After trailing its big neighbour for four decades, Bangladesh has gone ahead of India in economic growth and on social development indicators.
In the three years ending 2016, Bangladesh’s gross domestic product (at current prices) in dollar terms grew at a compounded annual rate (CAGR) of 12.9 per cent, more than twice India's 5.6 per cent. Over the same period, Pakistan grew faster than India too, at a CAGR of 8.6 per cent, driven by a surge in investment and export. The Chinese economy expanded at an annualised 5.2 per cent.
As a result, per capita income (in dollar terms) in Bangladesh is now growing at nearly thrice the pace of income growth in India. At $1,355 in 2016, Bangladesh’s per capita income was up 40 per cent in three years against 14 per cent growth in India and 21 per cent growth in Pakistan. At this rate, Bangladesh’s per capita income would top India’s by the year 2020. Currently, a typical Indian has 25 per cent higher income than her eastern neighbour; in 2011, Indians earned 87 per cent more.
India was the top performing economy in South Asia for the 40 years between 1970 and 2010. Annualised GDP growth of 8.7 per cent in dollar terms at current prices against Bangladesh's 7.6 per cent and Pakistan's 6.7 per cent. (See the adjoining charts)

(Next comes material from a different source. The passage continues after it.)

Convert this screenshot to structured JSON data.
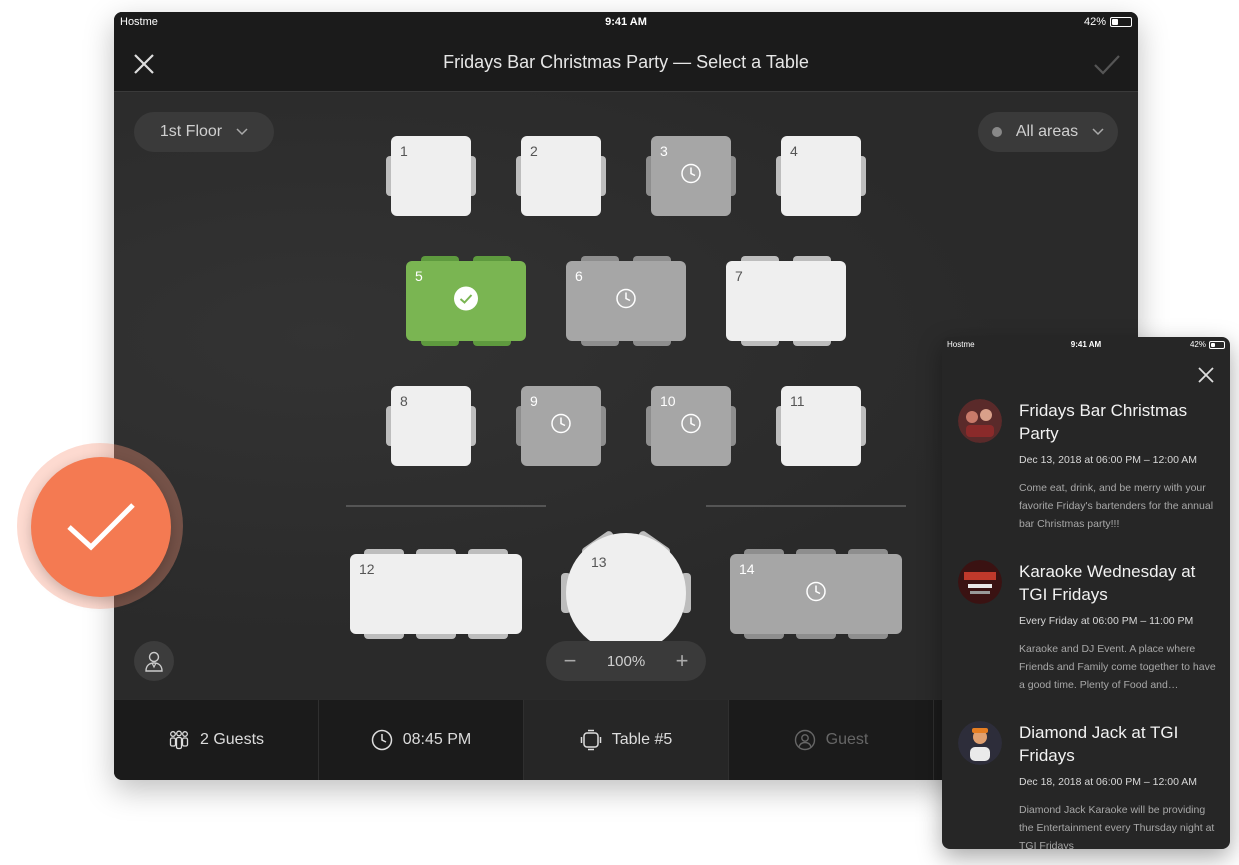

Bangladesh is also ahead of India in the human or social development indicators of infant mortality rate and life expectancy at birth. A newborn in Bangladesh is more likely to see her fifth birthday than her Indian or Pakistani counterpart. She is also likely to live longer in Bangladesh (72.5 years) than India (68.6 years) and Pakistan (66.5 years).
Bangladesh’s economic success lies in its ability to plug itself into the gap created by the slowdown in the Chinese export engine as policymakers in Beijing shift their focus to pushing domestic demand and investment and away from exports. Total exports from China declined to $2.2 trillion in 2016 from a record high of $2.35 trillion three years ago, creating space for others in the global market for labour intensive consumer goods.
India missed this bus as evidenced by a contraction in exports during the period. Instead the country’s growth is being largely driven by consumption even as savings, investment and exports reduce. India's total exports of goods & services declined to $433 billion in 2016 from record high of $488 billion during 2013 calendar year.
The contrast shows in the Bangladesh's headline statistics. In last three years, the country’s exports of goods & services grew at a CAGR of 7 per cent in dollar terms against 3.9 per cent annualised contraction in India's export during the period. In the same period, capital formation or investment in Bangladesh grew at a CAGR of 14.5 per cent against investment stagnation in India.
Economic growth in Pakistan is largely driven by capital formation and consumption demand financed by a surge in foreign investments mostly from China as the latter invests close to $60 billion in upgrading Pakistan’s power and transport infrastructure.